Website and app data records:
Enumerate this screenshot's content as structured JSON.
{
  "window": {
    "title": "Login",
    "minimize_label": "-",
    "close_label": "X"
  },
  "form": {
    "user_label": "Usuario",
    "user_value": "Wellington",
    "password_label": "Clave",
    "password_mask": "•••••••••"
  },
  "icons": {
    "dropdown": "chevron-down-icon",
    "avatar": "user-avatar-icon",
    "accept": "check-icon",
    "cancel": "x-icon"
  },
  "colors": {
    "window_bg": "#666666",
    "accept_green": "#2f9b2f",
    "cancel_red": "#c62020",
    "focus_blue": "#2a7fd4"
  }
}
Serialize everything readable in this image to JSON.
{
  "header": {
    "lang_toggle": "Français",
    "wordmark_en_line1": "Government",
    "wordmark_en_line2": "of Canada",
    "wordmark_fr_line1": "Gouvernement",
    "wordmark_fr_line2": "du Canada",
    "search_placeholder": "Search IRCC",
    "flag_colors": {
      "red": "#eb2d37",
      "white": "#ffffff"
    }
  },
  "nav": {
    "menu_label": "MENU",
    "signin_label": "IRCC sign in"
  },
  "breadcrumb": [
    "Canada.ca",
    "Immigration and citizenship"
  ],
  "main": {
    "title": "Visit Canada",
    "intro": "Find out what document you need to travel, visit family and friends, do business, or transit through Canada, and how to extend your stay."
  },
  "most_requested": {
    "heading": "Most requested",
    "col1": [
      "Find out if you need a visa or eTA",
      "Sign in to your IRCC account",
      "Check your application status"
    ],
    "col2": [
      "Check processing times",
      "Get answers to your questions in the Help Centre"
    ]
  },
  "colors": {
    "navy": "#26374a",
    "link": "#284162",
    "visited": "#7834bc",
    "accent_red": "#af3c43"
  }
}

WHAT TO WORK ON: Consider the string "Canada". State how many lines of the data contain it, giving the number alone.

ANSWER SPACE: 5